American Spikenard

Deciduous or evergreen trees, shrubs, lianas, and rhizomatous perennials make up this genus of about 40 species, distributed through S and E Asia, and N America. Aralia is a Latinized version of aralie, an old French-Canadian name for these plants. Several shrubby species are grown for their large, exotic-looking, compound leaves. Aralia racemosa is a handsome plant, suited to woodland conditions, as is the less ornamental A. nudicaulis. These N American aralias were adopted as medicinal herbs by settlers, who learned their uses from native tribes. The Ojibwa made poultices of A. racemosa and Asarum canadense (see wild ginger) for fractured limbs. The former was also used as a tea to ease childbirth and for menstrual irregularities. Various tribes took A. nudicaulis for coughs. Aralia spinosa (Hercules club) and A. hispida were also used as tonics and to increase perspiration. Aralia cordata (Japanese asparagus, or udo) has lemon-flavored new shoots that are blanched and eaten in salads and soups. In traditional Chinese medicine, A. chinensis (Chinese Angelica tree) is used as a warming, painkilling herb for rheumatoid arthritis.
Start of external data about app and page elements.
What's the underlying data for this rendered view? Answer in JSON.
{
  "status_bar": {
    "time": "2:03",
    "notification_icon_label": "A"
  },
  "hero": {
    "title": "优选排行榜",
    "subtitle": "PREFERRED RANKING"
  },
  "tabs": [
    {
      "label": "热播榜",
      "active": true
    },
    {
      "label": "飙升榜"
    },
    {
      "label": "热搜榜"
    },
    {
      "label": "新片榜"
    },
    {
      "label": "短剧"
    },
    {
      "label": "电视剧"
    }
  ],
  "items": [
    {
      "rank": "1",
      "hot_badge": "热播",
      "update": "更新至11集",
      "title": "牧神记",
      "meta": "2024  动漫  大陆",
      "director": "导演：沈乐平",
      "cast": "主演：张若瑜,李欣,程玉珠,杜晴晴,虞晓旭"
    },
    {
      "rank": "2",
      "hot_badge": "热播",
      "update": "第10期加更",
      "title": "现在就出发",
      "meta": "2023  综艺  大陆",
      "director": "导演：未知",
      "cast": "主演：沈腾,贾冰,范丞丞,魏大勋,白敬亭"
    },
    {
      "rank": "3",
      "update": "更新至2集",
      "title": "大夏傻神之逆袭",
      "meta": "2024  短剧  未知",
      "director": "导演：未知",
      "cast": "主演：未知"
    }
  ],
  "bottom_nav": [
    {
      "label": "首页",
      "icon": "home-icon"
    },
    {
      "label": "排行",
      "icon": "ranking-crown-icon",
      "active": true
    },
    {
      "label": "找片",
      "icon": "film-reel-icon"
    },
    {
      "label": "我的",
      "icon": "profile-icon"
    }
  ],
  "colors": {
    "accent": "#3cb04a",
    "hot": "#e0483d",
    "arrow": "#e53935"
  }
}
Rhizamatous perennial with aromatic rootstock and compound leaves, to 75cm (30in) long. Tiny, green-white flowers are borne in umbels in summer followed by purple to brown fruits.

Common Name:
American Spikenard
Other Names:
Life of man
Botanical Name:
Aralia racemosa
Native Location:
N America.
Rich, moist soil in partial shade.
By seed sown in spring; by division in spring.
Rootstock is lifted in autumn and dried for use in liquid extracts, decoctions, infusions, powders, and poultices.
1-2.2m (3-7ft)
60cm-2m (2-6ft)
Parts Used:
Rhizomes, Roots
A sweet, pungent, tonic herb that acts as an alterative. It also lowers fever and has diuretic and expectorant effects.
Medicinal Uses:
Internally for bronchial complaints, rheumatic disorders, gout, skin disease, and blood poisoning. Externally for sores and inflammations. Regarded as a rejuvenative in Ayurvedic medicine.
Culinary Uses:
Roots have a licorice flavor, used in root beer Berries are made into jelly.
Encylopedia of Herbs by Deni Brown Copyright ©: 1995, 2001 Dorling Kindersley Limited pg 126